PROBLEM: Scan the entries below for the string "record" and copy every line where it turns up.

Component data from apps and pages
------------------------------------------------
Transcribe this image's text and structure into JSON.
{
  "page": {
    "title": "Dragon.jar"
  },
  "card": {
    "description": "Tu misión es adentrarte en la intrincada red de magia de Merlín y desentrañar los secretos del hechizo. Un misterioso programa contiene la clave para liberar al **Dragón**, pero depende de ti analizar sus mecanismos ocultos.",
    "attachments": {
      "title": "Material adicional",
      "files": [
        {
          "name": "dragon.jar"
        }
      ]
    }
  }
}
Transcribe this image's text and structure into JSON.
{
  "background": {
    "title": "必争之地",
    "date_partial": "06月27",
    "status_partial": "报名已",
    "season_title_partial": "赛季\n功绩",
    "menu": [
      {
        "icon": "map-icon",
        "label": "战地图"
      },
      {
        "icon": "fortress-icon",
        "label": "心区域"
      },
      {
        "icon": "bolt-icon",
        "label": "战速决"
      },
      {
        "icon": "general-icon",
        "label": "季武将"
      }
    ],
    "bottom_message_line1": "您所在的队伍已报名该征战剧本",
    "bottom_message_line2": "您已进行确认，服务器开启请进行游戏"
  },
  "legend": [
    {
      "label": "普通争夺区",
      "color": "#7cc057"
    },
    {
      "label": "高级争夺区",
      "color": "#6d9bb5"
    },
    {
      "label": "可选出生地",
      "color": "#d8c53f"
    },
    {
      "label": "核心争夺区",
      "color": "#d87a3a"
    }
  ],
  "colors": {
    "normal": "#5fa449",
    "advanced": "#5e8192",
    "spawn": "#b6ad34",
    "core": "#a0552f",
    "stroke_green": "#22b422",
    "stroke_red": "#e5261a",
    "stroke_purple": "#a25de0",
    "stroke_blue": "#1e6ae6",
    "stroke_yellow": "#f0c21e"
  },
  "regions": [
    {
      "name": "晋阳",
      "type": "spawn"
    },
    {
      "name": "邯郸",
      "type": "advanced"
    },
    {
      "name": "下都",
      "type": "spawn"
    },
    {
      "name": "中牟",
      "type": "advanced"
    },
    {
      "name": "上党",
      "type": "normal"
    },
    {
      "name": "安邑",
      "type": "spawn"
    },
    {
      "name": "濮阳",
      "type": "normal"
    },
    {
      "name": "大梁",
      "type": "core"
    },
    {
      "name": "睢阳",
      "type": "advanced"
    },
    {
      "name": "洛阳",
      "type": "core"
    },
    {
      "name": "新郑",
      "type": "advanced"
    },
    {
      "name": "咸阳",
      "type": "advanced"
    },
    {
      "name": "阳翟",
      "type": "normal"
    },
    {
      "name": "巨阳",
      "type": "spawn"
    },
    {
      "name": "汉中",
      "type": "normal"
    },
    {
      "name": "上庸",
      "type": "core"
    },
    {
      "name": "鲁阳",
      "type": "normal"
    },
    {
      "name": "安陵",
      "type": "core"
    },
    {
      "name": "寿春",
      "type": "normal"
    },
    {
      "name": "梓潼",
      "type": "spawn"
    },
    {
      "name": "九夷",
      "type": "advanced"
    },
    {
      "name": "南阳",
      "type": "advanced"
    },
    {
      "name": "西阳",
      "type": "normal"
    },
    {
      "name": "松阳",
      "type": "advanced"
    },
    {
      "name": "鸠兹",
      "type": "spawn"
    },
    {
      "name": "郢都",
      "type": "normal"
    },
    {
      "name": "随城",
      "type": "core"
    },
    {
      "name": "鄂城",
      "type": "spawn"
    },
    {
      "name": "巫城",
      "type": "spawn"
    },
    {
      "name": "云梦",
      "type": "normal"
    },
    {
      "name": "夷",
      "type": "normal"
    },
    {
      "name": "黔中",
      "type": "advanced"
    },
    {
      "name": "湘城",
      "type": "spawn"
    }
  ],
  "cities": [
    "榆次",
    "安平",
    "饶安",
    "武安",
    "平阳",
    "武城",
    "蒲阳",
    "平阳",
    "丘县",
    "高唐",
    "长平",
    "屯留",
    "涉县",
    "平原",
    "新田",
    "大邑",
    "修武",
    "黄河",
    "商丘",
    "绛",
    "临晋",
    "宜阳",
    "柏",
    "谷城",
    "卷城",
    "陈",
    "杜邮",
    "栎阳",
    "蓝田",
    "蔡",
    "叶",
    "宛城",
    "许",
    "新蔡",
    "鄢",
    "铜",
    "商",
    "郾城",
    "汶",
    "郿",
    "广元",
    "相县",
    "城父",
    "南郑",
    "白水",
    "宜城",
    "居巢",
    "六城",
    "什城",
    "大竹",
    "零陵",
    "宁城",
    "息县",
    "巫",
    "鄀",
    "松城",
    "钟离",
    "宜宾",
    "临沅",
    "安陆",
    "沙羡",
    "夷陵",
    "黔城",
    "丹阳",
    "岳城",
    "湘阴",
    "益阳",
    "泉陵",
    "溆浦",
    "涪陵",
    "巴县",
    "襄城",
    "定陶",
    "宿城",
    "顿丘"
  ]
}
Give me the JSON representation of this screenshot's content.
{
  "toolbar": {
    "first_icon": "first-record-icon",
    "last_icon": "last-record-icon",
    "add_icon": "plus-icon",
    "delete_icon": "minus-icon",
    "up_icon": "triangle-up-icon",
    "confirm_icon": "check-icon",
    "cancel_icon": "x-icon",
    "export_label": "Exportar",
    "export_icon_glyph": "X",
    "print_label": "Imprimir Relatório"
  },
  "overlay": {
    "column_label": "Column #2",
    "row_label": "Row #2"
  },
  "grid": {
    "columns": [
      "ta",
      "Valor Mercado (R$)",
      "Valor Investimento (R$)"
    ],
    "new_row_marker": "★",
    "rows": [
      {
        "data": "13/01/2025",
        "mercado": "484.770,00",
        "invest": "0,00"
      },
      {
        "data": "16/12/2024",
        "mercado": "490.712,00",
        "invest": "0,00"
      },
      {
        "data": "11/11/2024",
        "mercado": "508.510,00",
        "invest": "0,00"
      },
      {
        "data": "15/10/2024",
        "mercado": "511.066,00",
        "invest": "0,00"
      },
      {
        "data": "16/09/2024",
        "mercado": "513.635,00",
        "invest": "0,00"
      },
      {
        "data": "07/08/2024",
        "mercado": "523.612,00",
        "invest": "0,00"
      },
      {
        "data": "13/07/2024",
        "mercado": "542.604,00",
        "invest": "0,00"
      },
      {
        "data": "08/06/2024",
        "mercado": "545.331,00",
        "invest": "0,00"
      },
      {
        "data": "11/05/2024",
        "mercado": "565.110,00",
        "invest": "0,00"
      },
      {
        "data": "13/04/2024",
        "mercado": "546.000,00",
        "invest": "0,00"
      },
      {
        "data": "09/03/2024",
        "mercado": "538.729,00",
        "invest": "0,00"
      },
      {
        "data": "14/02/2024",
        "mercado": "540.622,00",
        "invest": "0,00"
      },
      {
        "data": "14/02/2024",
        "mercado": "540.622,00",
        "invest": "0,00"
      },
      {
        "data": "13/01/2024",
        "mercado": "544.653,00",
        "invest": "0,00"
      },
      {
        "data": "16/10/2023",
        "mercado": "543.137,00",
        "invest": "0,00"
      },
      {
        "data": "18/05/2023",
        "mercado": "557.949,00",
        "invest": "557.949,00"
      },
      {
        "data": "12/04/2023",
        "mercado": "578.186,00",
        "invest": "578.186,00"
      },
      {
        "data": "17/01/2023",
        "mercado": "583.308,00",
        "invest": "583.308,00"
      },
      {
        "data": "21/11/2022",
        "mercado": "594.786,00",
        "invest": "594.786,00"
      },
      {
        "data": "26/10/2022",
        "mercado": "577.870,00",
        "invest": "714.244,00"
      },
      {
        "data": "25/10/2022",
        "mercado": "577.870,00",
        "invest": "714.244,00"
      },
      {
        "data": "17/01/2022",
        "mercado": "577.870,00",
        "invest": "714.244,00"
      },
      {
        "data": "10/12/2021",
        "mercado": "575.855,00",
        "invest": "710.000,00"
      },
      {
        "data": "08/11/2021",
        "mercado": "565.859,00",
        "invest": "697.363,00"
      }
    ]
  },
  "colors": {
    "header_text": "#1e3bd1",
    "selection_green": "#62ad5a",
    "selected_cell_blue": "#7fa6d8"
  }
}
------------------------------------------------
ANSWER BOX:
    "first_icon": "first-record-icon",
    "last_icon": "last-record-icon",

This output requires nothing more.